By the OGJ Online Staff
HOUSTON, Jan. 14, 2002 — Huge defaults by investment grade energy-related companies helped drive up unpaid debt to record levels in 2001, two credit ratings agencies said.
The year began with defaults by California’s Southern California Edison Co. and Pacific Gas & Electric Co. and ended with the default by Enron Corp., Houston. In dollar terms, S&P said those three issuers alone accounted for nearly 20% of all 2001’s defaults.
S&P reported total annual corporate defaults exceeded 200 for the first time last year, with 211 issuers failing to make payments on nearly $115.4 billion of debt through Dec. 31. The credit rating agency said the total dwarfed the previous record set in 2000, when 132 issuers defaulted on $42.3 billion in debt.

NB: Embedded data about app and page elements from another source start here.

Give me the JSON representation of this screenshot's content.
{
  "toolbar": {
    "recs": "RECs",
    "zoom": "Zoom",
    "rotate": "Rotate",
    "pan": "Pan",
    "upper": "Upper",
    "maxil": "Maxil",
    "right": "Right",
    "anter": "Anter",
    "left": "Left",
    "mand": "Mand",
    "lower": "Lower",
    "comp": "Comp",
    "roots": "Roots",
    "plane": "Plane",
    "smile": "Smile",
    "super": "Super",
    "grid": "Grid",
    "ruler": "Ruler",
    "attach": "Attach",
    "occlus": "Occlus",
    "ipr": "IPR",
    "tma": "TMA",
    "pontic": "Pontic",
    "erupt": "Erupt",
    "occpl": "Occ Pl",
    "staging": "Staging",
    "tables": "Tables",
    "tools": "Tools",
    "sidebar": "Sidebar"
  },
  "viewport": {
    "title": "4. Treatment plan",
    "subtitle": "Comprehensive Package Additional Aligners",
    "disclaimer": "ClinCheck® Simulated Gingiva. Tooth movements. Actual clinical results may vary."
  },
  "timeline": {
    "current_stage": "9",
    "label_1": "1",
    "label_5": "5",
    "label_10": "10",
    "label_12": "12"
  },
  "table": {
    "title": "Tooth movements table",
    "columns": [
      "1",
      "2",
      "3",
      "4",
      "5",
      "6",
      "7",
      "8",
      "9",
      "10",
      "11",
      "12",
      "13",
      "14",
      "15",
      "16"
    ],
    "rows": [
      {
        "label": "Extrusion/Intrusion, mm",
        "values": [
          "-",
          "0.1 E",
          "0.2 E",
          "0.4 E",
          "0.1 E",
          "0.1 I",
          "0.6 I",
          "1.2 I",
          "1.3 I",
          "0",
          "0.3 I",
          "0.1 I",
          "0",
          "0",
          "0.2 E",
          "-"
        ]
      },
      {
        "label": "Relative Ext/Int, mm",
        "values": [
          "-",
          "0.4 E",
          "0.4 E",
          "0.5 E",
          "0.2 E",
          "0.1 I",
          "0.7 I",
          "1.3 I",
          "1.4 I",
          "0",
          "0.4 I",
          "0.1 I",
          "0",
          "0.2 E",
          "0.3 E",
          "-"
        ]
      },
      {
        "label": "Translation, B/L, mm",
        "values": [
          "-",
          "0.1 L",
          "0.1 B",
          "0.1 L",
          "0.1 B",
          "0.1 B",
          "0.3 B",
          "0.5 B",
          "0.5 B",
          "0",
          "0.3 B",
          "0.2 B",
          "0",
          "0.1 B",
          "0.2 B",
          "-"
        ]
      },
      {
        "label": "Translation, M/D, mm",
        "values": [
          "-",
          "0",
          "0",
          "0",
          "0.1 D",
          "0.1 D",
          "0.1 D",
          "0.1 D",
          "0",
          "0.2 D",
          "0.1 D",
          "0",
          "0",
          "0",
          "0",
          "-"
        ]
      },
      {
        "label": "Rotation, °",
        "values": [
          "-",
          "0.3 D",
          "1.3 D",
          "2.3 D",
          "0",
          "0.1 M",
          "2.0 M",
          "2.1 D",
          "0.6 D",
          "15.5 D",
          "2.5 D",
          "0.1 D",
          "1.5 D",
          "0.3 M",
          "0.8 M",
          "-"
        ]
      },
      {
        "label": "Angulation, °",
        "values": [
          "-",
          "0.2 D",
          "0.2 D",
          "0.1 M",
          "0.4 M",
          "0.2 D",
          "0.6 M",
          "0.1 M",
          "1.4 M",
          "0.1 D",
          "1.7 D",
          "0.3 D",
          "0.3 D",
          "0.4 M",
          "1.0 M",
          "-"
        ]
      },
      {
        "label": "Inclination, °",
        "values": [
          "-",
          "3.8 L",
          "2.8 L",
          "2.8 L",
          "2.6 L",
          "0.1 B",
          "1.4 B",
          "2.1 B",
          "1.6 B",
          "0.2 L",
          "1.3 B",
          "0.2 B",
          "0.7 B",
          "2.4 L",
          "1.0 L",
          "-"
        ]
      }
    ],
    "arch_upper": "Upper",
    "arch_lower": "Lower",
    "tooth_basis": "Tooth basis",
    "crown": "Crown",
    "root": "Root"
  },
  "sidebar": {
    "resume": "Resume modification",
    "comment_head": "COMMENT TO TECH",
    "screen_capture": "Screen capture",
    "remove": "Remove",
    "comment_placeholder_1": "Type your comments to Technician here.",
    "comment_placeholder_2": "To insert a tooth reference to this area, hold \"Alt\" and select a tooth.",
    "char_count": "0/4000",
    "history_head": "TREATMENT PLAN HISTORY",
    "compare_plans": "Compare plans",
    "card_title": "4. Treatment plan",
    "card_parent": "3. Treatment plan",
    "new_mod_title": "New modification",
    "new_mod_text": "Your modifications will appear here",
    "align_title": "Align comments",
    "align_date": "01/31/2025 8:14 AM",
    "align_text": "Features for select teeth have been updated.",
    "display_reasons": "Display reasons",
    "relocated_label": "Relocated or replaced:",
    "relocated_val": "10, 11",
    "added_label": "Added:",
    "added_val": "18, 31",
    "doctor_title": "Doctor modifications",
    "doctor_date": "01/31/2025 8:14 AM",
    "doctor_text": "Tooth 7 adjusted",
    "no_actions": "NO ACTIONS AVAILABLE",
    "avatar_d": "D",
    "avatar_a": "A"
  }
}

Fitch IBCA said blockbuster bankruptcies, a systemic meltdown of fledgling telecom issuers, and a marked deterioration in credit quality drove high-yield default volume to an unprecedented $78.2 billion in 2001, resulting in a new record default rate of 12.9% for the year.
Telecom and defaults by one-time investment grade “fallen angels,” including SoCal Edison, Pacific Gas & Electric, USG, Finova, Comdisco and Enron, hit an record-breaking $24 billion, comprising a “huge” two-thirds of the year’s default volume, Fitch said. Telecom and fallen angels had such a disproportionate impact on the year’s high-yield default statistics that excluding the two, Fitch calculated the default rate would have ended the year at 5.9% rather than 12.9%.
But for defaults by Enron, SoCal Edison, and Pacific Gas & Electric, overall the energy industry actually experienced a good year with a low default rate of 0.3%, Fitch said.
The fourth quarter produced dismal recovery rates on defaulted high-yield bonds, Fitch said. The weighted average recovery rate fell to 16- on the dollar. In contrast to the first 9 months of the year, when fallen angel recovery rates averaged 80- and boosted overall recovery statistics, Fitch said the deep erosion in the value of defaulted Enron bonds actually depressed recovery rates in the fourth quarter.
The record volume of defaults combined with low recovery rates meant investors suffered huge dollar losses on their investments. For traditional high yield issuers (excluding fallen angels), the weighted average recovery rate in 2001 was only 15- on the dollar. Putting this in dollar terms, investors recovered only $7.6 billion upon default, on $51.3 billion of par value defaulted bonds, Fitch said.
Diane Vazza, head of S&P Global Fixed Income Research, said defaults typically peak 6 months after an economic bottom. “We would expect to see continued high default rates, with defaults peaking at the beginning of the summer, when speculative-grade default rates could reach 11%, and then trailing off at year end,” she said.
“In 2002, we expect defaults to be more broad-based than they were in 2001,” said Vazza, “although we’ll see some concentrated weakness in certain areas of consumer products and retail.”